_TO DO_: What lines of the material below hold the string "Оплата"? Copy them out.

"""

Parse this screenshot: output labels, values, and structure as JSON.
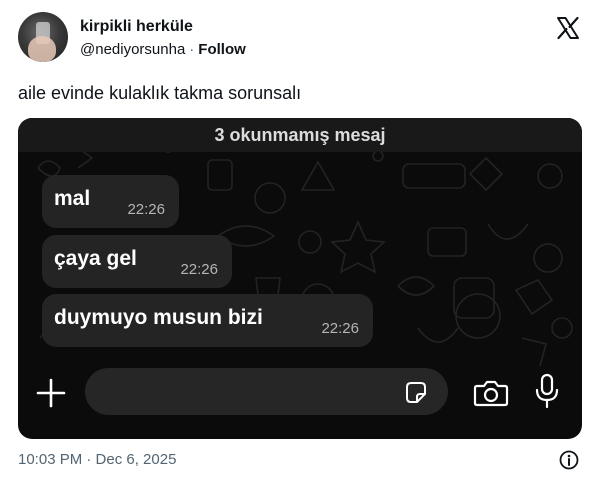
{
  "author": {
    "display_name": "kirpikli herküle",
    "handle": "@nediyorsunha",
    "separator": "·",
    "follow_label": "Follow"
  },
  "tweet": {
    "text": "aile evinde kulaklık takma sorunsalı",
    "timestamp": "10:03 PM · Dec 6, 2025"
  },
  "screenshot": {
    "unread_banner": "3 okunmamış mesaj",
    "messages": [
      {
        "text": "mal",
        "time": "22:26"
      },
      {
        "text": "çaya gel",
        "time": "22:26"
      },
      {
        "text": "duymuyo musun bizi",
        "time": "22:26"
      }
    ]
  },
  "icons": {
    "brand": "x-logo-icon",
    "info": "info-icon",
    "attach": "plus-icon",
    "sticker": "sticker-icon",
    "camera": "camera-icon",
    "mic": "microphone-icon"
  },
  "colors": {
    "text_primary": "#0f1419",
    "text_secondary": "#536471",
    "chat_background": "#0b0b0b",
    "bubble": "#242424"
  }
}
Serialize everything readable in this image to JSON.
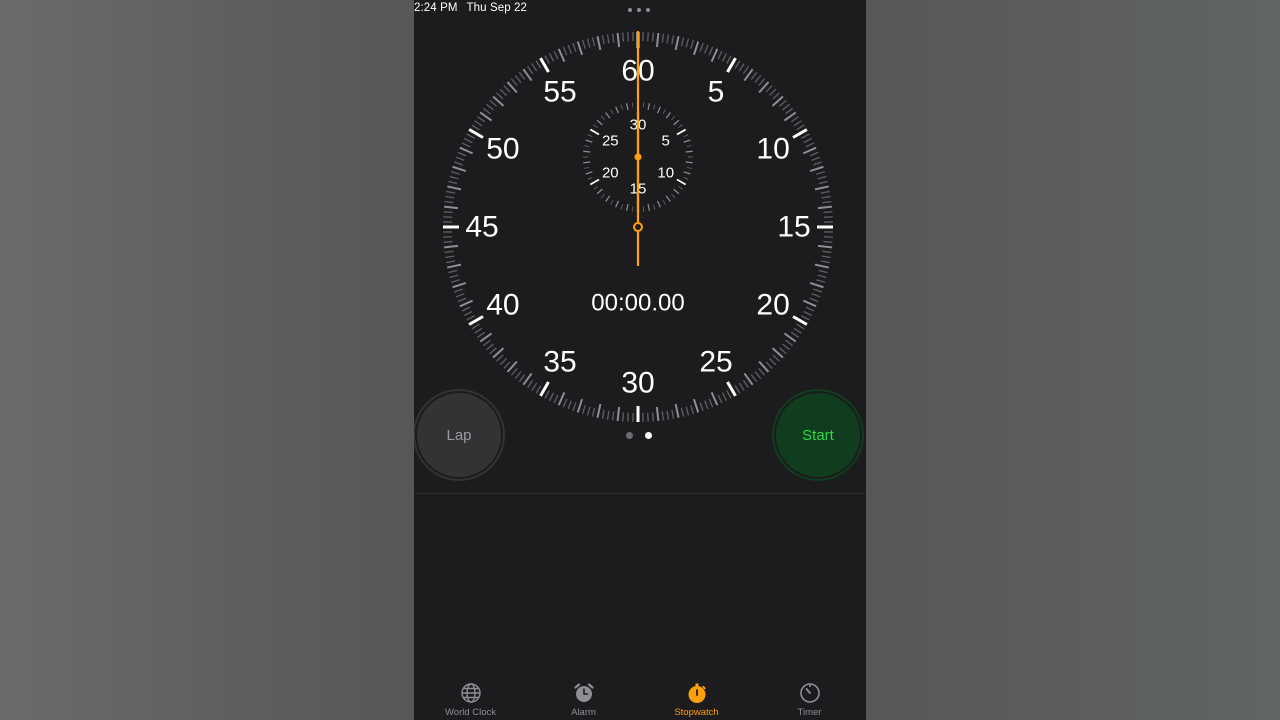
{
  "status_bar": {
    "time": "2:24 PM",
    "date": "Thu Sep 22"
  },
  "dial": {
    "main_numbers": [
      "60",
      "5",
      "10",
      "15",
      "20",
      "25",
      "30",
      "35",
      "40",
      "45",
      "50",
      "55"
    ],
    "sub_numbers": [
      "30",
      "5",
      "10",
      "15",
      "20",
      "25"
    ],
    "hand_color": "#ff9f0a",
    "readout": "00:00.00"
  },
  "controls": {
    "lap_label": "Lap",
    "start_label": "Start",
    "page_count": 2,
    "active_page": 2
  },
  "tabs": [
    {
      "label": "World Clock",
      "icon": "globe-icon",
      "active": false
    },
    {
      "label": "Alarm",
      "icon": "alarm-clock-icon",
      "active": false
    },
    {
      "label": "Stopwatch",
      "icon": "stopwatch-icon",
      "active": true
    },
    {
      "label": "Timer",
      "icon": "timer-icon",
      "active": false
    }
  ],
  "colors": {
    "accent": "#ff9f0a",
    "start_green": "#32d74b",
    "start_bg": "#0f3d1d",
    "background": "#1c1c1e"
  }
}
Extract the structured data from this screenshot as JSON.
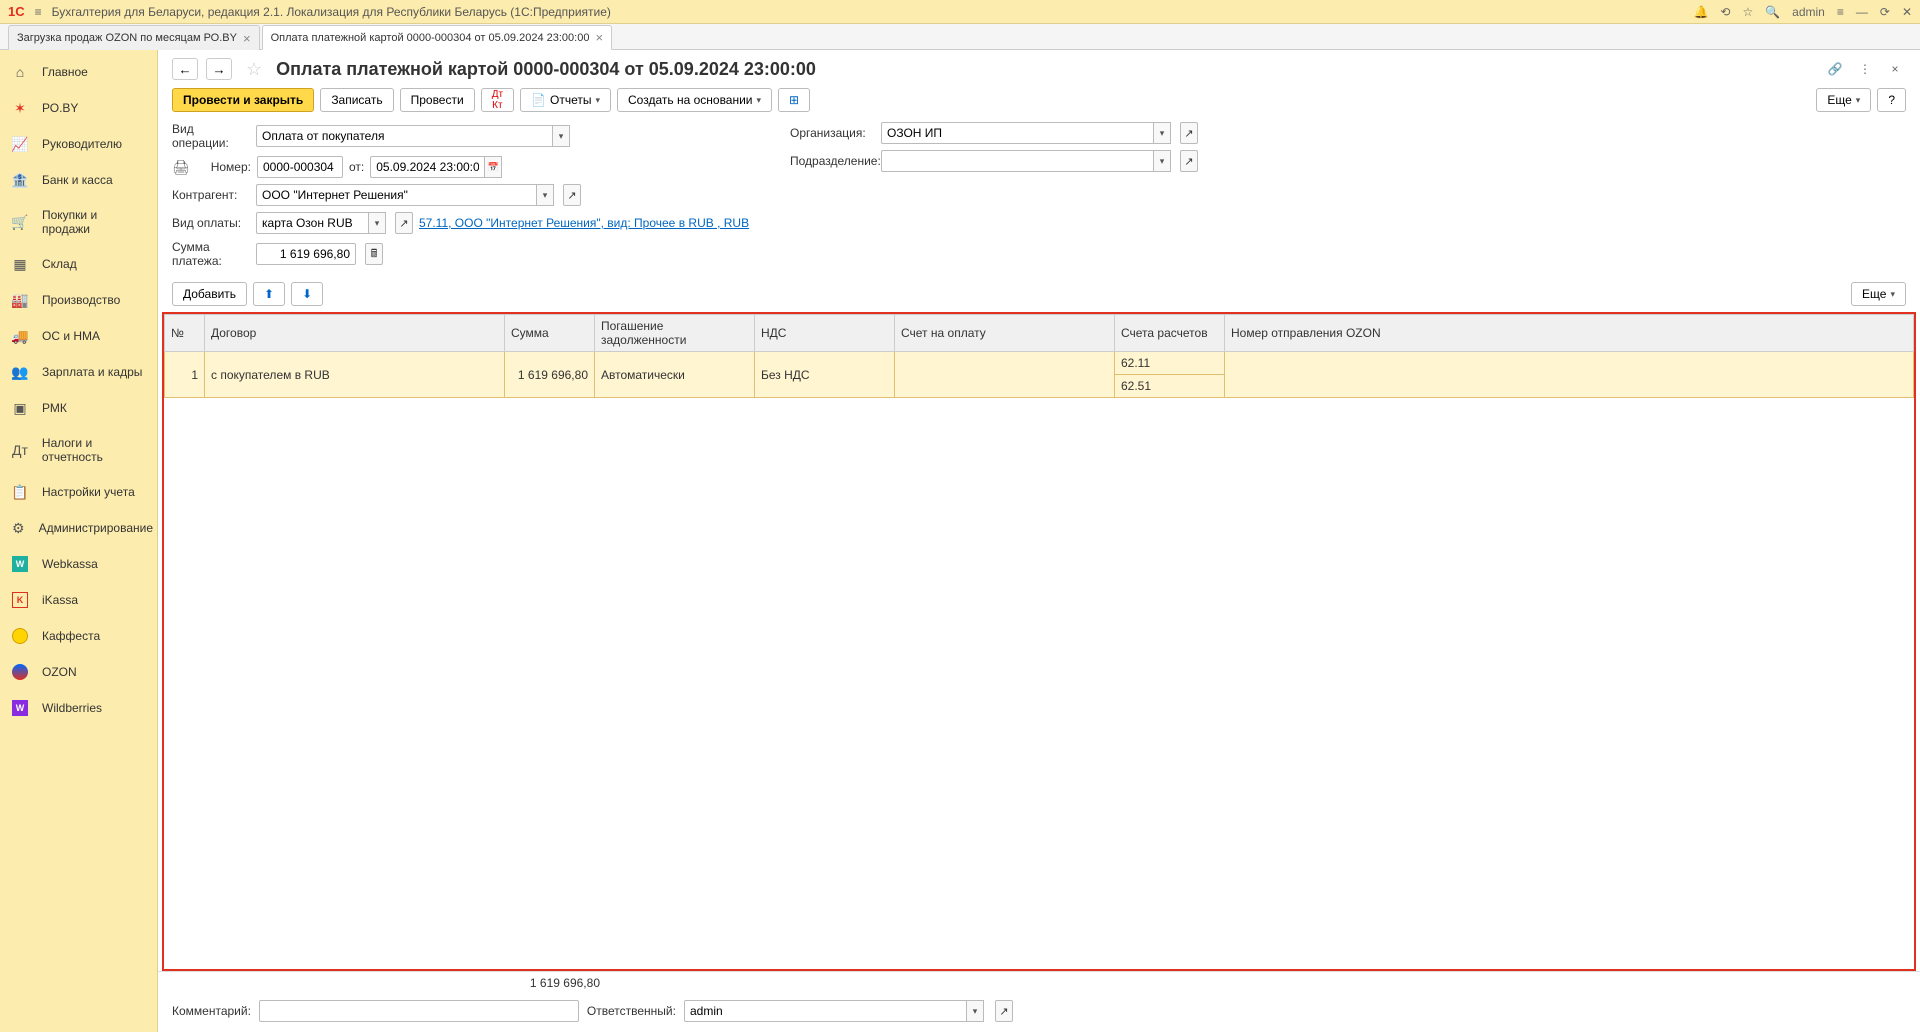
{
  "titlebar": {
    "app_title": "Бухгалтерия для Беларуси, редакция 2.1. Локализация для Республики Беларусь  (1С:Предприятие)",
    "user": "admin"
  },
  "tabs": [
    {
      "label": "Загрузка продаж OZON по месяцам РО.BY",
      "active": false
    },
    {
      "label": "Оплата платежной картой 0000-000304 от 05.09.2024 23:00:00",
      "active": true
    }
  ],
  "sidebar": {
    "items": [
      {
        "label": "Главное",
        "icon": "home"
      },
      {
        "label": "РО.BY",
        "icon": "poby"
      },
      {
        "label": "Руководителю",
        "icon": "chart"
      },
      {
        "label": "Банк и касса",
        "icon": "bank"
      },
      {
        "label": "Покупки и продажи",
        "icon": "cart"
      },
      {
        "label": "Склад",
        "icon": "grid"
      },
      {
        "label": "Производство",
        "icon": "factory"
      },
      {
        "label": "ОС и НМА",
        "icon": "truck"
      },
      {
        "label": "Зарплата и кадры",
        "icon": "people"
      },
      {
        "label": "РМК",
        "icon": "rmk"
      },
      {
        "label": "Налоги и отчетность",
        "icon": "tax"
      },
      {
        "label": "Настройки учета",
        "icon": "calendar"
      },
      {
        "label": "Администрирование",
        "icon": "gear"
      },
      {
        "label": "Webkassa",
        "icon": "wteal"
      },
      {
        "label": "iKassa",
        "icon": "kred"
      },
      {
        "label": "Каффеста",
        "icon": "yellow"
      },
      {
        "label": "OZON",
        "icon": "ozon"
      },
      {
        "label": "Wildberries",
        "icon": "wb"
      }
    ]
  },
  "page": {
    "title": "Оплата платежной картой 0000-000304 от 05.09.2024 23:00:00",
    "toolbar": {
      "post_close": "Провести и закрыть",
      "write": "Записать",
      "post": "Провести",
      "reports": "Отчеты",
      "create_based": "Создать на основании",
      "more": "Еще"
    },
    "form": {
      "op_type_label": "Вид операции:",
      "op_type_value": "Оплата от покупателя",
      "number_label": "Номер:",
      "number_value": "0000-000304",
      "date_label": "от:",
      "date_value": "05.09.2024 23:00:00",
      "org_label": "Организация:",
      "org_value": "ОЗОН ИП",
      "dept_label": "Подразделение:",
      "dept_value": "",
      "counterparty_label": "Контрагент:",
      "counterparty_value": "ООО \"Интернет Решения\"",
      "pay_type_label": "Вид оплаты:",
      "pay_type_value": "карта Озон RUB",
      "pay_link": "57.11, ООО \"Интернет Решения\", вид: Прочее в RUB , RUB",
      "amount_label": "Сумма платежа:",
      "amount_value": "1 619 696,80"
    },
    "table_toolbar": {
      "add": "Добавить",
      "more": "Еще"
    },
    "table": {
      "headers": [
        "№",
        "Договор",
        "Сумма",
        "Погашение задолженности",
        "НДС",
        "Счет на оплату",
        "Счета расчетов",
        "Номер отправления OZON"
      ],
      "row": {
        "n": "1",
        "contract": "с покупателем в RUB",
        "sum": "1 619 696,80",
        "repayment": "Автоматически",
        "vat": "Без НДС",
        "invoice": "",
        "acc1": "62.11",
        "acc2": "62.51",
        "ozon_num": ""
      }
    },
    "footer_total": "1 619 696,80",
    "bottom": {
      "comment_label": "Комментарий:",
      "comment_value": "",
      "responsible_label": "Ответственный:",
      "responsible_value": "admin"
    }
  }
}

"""
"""

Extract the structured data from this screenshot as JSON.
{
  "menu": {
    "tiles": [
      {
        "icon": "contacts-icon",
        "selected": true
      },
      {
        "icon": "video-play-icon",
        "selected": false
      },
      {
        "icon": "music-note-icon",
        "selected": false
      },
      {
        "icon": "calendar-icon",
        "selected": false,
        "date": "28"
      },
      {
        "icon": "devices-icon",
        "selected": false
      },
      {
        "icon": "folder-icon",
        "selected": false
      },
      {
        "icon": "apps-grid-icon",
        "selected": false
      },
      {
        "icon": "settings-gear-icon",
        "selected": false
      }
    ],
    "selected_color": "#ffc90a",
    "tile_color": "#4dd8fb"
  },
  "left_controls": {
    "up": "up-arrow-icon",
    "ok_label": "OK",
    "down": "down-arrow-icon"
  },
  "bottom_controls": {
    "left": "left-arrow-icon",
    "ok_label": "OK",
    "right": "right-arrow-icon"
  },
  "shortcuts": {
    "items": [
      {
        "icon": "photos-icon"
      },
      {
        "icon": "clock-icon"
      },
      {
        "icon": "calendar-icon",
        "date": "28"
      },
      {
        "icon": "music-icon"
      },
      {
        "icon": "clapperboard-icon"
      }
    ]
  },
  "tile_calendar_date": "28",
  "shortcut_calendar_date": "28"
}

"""

_RESULT FOR THIS EXERCISE_:
      "label": "Оплата платежной картой 0000-000304 от 05.09.2024 23:00:00",
    "title": "Оплата платежной картой 0000-000304 от 05.09.2024 23:00:00",
      "op_type_value": "Оплата от покупателя",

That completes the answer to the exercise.